Tonderai said: “Myself and Dorcas (Sebuyange) have returned. The other two actors were busy doing other projects.

“It's fascinating because I’ve created a role and been on the road with it.

“We were very successful the first time round and experienced what it’s like to perform to different audiences to see what’s universally liked about the role.”

Tonderai plays Richard, a southerner living in the North whose father has just died in his homeland of Ghana.

He comes on the walk to avoid dealing with his conflicting feelings about their relationship.

He said: “The response is always a profound gratitude from most people that they're being made aware of the story that is centred in the North about the history of black people and black history and historical mysticism.

“It’s an exciting thing for people, a wonderful combination of something more common in the North – walking in the countryside – being presented on stage, married with this idea of the narrative of black people that the characters reflect,” continued Tonderai.

“It’s very intoxicating for people and of course we have the music, inspired by this idea of time and things that have been hidden and kept within the land.”

He added: “As a performer I’m aware that I’m involved in something that is unique. I do a lot of Shakespeare and a lot of new writing. I think the audiences are very lucky to have this kind of play.”

Tonderai said they were getting a great response from audiences, including other groups of black walkers who were thrilled to see something that connected to their lives so closely being portrayed on stage.

He said: “The girl in the play isn’t walking, she’s meditating on the moors. She’s surprised that black men walk.

“I’m African and we walk a lot. There’s something about covering ground that is something quite spiritual. A connection to the land is vital to a human being.”

Strangely, being involved in a national tour is relaxing to Tonderai.

He co-founded theatre company Two Gents Productions and also writes shows. “You’re showing up and haven’ t raised the money, you haven ’t discussed the poster with 20 people and haven’t had rejection after rejection about the production.
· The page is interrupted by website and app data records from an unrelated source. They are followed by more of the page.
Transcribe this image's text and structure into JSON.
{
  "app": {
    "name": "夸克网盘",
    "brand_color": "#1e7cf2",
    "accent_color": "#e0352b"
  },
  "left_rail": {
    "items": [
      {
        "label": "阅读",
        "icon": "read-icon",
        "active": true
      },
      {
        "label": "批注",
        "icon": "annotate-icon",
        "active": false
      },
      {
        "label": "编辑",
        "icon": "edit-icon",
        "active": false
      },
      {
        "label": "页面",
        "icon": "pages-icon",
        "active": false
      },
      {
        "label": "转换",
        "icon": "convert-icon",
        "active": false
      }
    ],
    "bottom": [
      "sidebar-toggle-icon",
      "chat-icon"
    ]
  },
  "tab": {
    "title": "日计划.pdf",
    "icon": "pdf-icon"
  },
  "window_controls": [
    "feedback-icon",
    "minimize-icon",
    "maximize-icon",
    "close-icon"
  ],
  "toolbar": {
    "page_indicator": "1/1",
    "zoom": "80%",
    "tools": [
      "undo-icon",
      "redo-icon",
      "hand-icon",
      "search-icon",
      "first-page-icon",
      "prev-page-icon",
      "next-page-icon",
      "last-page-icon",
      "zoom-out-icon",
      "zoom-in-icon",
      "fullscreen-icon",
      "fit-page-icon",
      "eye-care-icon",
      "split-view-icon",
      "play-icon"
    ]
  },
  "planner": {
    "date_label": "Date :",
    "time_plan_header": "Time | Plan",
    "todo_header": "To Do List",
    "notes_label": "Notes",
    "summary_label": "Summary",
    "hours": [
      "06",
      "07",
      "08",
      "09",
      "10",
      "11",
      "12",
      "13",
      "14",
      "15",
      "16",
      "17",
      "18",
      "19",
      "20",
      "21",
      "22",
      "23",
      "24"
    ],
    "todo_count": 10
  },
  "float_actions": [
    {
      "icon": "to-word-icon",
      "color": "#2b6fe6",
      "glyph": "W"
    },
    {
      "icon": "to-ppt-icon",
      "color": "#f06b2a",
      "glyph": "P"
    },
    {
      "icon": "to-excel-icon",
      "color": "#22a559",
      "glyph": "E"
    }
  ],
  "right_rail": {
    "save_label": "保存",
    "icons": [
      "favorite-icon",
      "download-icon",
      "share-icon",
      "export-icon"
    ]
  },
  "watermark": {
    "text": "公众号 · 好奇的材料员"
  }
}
It’s like an amazing holiday!”

*Crucible box office: www.sheffieldtheatres.co.uk. National tour details: eclipsetheatre.org.uk